“When I first saw this cab, I thought of shooting stars. It only seemed right to make it exactly that,” Chris states. “This was a New Year challenge, and the combination of rutilated quartz and hessonite worked so well to define the “Aim for the Stars” manifestation for a New Year.”
Appreciation for the material and the character it presents is also an outcome of observation and investigation, Amber Rice-Manella explains.
“I love rutiles in quartz,” she says. “This was a great example of the material that really exemplifies its flashy golden rutiles.”
“Salvador Dali and His Burning Giraffe” Red Coral, Turquoise and Silver Pendant Necklace
Silversmith: Sara Hape
Lapidary Artist: Lee Coplea
Timing is another factor that influences the outcome of observation and investigation. Silversmith Sara Hape recalls how timing set the stage for creating this beautiful pendant and necklace.
“This piece is one of my favorites that I have done. The Red Coral and Turquoise came from Lee,” she states. “He gifted them to me but asked that they would be used in one piece, together. So they sat on my bench together for over a month.
“I had tried different ideas and it just wasn’t working for me. But recently I had the idea of attempting some Dali inspired work. Of course the melting clock is what I expected to do, but when I sat down at the bench, with my Dali face template in front of me, I started playing with Lees stones and the template and it all just started to come together!”
For Sara’s collaborator, lapidary artist Lee Coplea the only observation he did was to see what glorious creation Sara came up with.
“I like Sara’s unique vision and have had her make a piece for me,” Lee states. “I wanted to see what she would come up with if I sent her a couple of stones and this Dali piece was her answer and I LOVE it!”
Morgan Hill Poppy Jasper With Lost Wax Cast Cedar and Forever Me Nots Necklace
Silversmith: Tina Murphy
Lapidary Artist: Jim Murphy
Upon seeing the work her husband, Jim, did in cutting the Morgan Hill Poppy jasper, Tina Murphy felt a special setting was in order. So she paused the project until she felt her silversmithing skills were to a point she could create the setting she envisioned.

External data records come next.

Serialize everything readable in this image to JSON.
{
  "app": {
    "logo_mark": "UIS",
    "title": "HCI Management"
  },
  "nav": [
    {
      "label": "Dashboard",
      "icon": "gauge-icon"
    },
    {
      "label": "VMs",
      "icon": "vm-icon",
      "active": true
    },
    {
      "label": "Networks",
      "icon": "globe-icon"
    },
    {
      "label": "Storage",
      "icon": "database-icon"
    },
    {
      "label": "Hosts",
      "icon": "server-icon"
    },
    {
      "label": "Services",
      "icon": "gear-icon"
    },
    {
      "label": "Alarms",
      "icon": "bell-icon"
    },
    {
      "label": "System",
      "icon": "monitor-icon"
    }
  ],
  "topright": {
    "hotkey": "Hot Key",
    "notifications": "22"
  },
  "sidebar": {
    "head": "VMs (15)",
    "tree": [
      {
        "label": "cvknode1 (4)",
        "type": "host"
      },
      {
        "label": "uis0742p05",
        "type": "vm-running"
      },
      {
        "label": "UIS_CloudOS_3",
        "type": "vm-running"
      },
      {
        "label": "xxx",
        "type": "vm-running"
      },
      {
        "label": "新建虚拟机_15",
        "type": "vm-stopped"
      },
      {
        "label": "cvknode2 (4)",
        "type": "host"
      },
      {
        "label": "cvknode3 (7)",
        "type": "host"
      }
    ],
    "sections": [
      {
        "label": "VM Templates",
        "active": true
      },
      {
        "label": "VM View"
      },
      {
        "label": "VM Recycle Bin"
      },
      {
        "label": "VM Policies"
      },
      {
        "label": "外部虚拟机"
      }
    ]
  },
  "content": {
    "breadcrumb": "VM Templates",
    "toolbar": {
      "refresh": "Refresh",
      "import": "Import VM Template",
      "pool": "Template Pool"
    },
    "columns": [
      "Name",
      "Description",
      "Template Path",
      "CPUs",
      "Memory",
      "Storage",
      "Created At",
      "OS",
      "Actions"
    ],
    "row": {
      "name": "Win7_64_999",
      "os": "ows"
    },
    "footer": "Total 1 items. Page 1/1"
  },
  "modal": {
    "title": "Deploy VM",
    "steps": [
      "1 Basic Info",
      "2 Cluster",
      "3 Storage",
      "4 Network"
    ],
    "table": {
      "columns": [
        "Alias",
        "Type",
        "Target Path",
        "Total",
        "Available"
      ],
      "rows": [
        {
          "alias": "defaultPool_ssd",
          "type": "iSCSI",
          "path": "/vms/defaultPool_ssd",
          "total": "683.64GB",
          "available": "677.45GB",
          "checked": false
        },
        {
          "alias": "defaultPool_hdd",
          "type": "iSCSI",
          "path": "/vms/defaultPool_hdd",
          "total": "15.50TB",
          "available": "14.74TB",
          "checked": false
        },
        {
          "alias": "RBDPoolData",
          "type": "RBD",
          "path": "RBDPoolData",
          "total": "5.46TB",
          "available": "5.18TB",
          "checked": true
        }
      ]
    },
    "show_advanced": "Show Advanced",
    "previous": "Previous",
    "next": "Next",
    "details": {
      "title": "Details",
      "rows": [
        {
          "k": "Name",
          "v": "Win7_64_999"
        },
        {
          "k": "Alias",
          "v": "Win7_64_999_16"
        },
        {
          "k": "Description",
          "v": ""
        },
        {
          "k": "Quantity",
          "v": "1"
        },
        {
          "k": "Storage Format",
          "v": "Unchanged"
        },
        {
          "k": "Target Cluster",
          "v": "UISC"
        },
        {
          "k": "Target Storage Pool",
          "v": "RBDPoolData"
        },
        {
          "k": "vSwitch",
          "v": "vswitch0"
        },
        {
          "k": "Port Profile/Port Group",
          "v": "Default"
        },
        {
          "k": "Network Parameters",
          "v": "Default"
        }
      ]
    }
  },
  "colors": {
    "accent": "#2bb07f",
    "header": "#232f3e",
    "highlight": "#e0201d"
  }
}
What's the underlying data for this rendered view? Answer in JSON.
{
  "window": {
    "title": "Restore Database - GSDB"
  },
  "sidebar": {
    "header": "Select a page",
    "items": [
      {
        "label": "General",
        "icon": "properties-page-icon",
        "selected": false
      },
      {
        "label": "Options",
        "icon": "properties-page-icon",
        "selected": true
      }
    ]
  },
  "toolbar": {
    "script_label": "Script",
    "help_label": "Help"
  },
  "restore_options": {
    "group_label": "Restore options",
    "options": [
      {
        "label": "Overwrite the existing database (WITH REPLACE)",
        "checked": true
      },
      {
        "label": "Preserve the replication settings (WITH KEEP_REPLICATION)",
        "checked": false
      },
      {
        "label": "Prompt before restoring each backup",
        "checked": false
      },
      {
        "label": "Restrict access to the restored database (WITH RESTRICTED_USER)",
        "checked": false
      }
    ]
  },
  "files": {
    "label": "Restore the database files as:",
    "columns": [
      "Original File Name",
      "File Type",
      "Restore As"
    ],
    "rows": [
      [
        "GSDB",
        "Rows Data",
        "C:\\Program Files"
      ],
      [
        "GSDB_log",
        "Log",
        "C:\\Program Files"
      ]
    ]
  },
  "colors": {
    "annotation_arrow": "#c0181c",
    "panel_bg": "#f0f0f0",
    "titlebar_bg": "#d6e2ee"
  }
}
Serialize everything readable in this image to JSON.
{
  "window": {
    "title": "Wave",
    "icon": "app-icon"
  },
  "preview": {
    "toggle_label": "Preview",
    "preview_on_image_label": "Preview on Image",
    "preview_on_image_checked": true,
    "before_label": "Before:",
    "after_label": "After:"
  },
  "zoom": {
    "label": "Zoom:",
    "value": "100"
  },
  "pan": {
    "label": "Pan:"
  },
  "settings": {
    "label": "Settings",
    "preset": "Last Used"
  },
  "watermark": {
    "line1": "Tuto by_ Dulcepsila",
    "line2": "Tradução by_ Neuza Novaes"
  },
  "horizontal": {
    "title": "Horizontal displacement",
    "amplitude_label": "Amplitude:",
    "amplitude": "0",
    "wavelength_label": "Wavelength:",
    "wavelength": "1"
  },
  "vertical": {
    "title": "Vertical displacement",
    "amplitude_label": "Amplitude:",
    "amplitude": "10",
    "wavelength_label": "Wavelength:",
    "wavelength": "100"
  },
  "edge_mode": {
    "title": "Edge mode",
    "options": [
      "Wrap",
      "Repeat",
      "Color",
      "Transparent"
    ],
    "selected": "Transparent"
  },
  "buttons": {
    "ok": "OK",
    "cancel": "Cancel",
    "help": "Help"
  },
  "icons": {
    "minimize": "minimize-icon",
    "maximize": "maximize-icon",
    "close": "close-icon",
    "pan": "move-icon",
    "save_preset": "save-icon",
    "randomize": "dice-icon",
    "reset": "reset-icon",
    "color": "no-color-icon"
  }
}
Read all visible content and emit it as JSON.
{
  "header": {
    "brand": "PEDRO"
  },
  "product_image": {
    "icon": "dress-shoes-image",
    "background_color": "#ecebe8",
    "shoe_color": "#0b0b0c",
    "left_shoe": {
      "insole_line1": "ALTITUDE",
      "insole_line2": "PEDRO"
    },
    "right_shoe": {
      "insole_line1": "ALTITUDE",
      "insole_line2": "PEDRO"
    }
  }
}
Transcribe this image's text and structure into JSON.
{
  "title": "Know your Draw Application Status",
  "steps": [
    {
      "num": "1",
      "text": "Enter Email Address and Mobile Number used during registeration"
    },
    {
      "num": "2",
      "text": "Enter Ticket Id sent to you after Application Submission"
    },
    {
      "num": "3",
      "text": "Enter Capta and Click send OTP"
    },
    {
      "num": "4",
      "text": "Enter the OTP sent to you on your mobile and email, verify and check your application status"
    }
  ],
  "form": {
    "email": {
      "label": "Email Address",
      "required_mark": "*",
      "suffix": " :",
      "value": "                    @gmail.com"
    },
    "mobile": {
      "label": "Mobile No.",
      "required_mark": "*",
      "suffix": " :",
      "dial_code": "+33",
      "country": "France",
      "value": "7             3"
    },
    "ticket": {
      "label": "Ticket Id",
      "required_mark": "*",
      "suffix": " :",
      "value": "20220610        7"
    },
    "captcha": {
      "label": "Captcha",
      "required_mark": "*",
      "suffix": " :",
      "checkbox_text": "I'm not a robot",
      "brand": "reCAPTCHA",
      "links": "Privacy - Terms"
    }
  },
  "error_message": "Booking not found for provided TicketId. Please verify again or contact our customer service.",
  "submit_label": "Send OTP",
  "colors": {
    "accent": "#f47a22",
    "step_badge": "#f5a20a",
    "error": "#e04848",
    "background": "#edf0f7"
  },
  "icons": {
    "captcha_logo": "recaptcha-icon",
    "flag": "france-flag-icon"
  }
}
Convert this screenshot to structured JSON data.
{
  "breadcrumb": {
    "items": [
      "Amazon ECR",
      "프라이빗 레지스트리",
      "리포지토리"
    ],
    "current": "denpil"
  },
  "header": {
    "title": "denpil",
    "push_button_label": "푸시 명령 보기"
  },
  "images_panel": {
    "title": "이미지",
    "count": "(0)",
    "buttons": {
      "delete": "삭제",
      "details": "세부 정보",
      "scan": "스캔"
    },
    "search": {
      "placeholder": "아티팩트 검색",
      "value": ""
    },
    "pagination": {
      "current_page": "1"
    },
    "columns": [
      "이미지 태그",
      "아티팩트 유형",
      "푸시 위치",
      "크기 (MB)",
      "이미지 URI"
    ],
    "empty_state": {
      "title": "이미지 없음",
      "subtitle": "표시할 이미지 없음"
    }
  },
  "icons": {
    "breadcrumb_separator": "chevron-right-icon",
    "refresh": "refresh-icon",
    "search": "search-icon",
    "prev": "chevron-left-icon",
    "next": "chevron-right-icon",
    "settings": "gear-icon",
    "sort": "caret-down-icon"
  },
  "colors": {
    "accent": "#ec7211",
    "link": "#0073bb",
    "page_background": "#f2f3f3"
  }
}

“It is very rare that I plan a piece before actually holding the stone in my hand. The stone dictates the design. When I picked up this gorgeous Morgan Hill Poppy Jasper my husband cut I knew right away it needed a special setting,” Murphy explains. “The lovely Poppy pattern in this stone obviously dictated that a fun floral design element was necessary.
“I don’t like to overwhelm the stone with too much silver. I like the stone to be the main focus. Most of my designs have an organic feel to them I love nature, and in nature there are not many straight lines. Except for crystals of course!
In conclusion, Murphy speaks about an observation she’s made and enjoys greatly.
“The best part about this hobby/business is that my husband and I enjoy it together! It’s such a fun and wholesome family activity! Plus we can finance our habit by selling my work.”